Humans have hand preferences wherein 90% are right-handed and only 10% are left-handed. Scientific research also shows that this is not an exclusive trait to humans because animals, like dogs, also could be left- or right-pawed.

However, the exact number of left-pawed or right-pawed dogs is not known because of the small study sample sizes. But now, the results of the largest-ever study of canine handedness quantified their paw preferences.

The researchers of the study also take into account dogs' sex and the age of the dogs to their paw preferences to find which groups are more likely to prefer using their left or right paw.

The study, entitled "The effect of sex and age on paw use within a large sample of dogs (Canis familiarise)" published in the journal Applied Animal Behaviour Science, also explains how human social influences and pressures affected paw preferences among dogs.

 Dogs Can Be Left- or Right-Pawed Too Just Like Humans' Preference On Using Their Hands
(Photo: Pixabay)
Dogs Can Be Left- or Right-Pawed Too Just Like Humans' Preference On Using Their Hands

Are Dogs Left or Right-Pawed?

Scientists have wondered whether dogs are most left- or right-pawed. The new study determines how many dogs are left-handed and how many are right-handed.

According to Psychology Today, researchers analyzed the data from almost 18,000 dogs performing a food-retrieval task. Researchers told dog owners to prepare a plastic or cardboard tube that is wide enough for a dog's paw and to place a treat at the end of the tube for the dogs to retrieve.

The experiment was repeated three times before owners were asked o describe the behavior of their dogs based on whether the dogs used their left or right forepaw.

Also, the researchers were told to classify their dogs based on their sex and four age groups: puppy, young adult, adult, and elderly.

The dog owners reported that about 74% of the 17,901 dogs in the experiment showed a clear preference on a paw while 26% used both paws equally during the task, Yahoo! Life reported.

Among those dogs who showed paw preferences, 58.3% were right-handed, and 41.7% showed preferences on their left paw. The experiment showed that dogs are more left-handed than humans, wherein only 10% of the population are left-handed.
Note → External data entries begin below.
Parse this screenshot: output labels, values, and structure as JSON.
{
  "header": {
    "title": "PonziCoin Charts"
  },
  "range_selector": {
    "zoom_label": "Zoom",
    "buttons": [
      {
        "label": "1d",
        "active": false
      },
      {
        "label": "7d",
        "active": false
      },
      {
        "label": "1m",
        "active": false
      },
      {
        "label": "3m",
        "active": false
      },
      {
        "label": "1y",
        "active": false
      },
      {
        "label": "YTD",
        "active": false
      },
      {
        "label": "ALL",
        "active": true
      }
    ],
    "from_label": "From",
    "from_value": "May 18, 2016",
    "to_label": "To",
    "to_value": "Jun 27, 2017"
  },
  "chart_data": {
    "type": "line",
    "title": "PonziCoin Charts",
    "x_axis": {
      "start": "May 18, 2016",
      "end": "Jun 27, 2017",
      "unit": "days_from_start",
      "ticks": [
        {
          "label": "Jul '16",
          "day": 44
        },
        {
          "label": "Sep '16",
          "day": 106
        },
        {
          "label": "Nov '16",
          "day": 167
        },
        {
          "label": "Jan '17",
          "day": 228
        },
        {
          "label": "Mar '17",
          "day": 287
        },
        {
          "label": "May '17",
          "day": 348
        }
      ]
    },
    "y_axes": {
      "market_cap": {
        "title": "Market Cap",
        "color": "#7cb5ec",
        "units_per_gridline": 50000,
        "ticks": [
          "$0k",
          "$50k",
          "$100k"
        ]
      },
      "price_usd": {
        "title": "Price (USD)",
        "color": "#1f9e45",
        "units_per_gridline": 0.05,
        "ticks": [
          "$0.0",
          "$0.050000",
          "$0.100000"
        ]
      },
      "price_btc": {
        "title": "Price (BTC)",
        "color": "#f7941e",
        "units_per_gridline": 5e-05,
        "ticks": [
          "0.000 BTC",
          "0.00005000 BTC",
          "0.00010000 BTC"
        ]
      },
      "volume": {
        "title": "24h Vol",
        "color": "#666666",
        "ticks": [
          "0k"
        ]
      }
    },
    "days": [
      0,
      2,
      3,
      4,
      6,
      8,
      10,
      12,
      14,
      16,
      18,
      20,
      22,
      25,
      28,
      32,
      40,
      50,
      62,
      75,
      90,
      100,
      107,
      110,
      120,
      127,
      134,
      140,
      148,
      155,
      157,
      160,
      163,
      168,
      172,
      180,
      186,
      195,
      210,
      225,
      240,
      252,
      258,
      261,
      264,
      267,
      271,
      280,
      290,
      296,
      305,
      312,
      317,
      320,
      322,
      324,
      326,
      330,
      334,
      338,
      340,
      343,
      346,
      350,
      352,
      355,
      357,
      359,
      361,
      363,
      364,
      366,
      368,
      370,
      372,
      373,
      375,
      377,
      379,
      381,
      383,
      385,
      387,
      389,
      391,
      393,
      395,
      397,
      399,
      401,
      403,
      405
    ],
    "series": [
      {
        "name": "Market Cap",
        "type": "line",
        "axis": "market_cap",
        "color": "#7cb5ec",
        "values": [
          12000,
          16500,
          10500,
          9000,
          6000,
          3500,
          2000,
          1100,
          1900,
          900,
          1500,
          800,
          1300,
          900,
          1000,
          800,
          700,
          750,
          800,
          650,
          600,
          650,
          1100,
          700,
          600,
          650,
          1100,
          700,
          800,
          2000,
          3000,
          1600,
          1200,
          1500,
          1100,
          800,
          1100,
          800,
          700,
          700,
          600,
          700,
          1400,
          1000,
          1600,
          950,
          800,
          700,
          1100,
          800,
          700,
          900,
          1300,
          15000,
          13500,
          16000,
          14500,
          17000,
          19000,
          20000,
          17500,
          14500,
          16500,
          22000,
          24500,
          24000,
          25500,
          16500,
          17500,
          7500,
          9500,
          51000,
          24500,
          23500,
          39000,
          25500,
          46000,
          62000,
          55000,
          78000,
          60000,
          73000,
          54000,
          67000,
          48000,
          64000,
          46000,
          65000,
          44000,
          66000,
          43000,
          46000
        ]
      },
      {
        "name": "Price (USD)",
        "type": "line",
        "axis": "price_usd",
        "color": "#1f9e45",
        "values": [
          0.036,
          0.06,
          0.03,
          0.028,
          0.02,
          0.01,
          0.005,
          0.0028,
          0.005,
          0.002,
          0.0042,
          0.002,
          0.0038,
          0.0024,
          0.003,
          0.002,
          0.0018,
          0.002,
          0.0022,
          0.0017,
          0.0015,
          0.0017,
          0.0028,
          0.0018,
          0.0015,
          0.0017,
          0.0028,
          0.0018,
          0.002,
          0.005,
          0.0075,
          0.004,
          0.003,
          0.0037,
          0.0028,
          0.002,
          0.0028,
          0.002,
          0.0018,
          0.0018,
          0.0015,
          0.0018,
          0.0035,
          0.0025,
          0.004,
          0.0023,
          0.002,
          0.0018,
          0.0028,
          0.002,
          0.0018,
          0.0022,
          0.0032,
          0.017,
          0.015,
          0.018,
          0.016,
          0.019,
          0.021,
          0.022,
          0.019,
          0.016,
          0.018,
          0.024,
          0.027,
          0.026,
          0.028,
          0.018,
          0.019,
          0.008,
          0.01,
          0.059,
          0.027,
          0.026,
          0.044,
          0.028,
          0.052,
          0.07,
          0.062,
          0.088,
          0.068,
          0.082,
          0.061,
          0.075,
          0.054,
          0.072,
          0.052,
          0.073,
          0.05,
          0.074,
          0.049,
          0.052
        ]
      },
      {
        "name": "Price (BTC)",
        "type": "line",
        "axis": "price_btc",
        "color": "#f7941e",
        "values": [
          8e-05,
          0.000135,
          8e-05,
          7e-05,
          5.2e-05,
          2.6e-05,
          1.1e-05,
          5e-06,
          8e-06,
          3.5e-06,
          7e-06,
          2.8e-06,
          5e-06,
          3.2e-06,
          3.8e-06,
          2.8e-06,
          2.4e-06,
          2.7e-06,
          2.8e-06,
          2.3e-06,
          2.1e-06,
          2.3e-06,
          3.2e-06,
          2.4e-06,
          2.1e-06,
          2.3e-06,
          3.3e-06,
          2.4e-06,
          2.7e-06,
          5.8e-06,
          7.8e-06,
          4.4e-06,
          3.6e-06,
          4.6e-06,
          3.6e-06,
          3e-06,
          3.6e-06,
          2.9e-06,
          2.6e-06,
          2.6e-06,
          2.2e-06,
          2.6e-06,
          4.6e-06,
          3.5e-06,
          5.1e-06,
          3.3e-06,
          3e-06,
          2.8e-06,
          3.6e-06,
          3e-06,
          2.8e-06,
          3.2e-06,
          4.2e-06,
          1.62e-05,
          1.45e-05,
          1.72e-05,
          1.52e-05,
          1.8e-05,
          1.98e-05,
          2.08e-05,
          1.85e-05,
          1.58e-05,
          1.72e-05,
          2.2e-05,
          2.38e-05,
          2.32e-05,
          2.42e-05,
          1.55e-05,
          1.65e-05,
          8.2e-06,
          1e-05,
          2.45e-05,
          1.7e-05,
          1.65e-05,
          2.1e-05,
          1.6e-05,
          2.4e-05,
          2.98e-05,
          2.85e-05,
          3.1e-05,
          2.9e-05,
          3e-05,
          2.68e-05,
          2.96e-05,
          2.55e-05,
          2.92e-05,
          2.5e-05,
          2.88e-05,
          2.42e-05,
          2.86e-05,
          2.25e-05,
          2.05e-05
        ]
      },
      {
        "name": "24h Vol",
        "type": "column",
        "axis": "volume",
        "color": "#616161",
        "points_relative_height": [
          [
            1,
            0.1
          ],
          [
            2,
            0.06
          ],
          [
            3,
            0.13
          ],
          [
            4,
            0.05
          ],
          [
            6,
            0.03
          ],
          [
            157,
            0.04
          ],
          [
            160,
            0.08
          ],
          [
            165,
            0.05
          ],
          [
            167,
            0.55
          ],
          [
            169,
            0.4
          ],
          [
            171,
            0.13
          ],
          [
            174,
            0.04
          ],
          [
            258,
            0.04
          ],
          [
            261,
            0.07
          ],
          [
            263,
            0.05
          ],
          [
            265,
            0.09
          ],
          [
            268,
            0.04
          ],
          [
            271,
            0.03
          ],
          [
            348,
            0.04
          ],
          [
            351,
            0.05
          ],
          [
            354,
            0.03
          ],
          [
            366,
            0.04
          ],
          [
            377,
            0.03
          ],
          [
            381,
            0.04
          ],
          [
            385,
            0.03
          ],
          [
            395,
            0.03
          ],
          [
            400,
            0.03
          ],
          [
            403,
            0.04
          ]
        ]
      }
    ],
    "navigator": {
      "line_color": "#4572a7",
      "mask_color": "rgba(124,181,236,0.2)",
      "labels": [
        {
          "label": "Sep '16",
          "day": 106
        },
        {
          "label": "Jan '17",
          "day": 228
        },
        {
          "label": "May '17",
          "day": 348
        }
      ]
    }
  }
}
Researchers also found that preferences on the left paw are more common among male dogs. In terms of age groups, right-pawedness was more common in older male than younger male dogs.

ALSO READ: Are You a Lefty? Scientists Explain Why Only 10% of People Are Left-Handed

Handedness in Animals

Since dogs are known to have paw preferences, what about other animals. Do whales who neither have hands or paws have handedness? What about the octopus who has eight tentacles, which one would it use?

Ruth Byrne, a biologist who's studied handedness in octopuses, said that as long as the brains of a species have two sides, it starts dividing tasks.

According to Discover Magazine, this is called biological chirality, which describes a type of asymmetry that be expressed physically, like have asymmetrical hand size, or through behavioral tendency where a species favor the use of one side over the other.

Researchers said that it could be seen at the individual level or population level. For instance, walruses prefer their right flipper, while some molds more often turn right than left.

RELATED ARTICLE: The Universe is Basically Left-Handed: Here are Some Reasons Why

Check out more news and information on Left-Handed and Dogs on Science Times.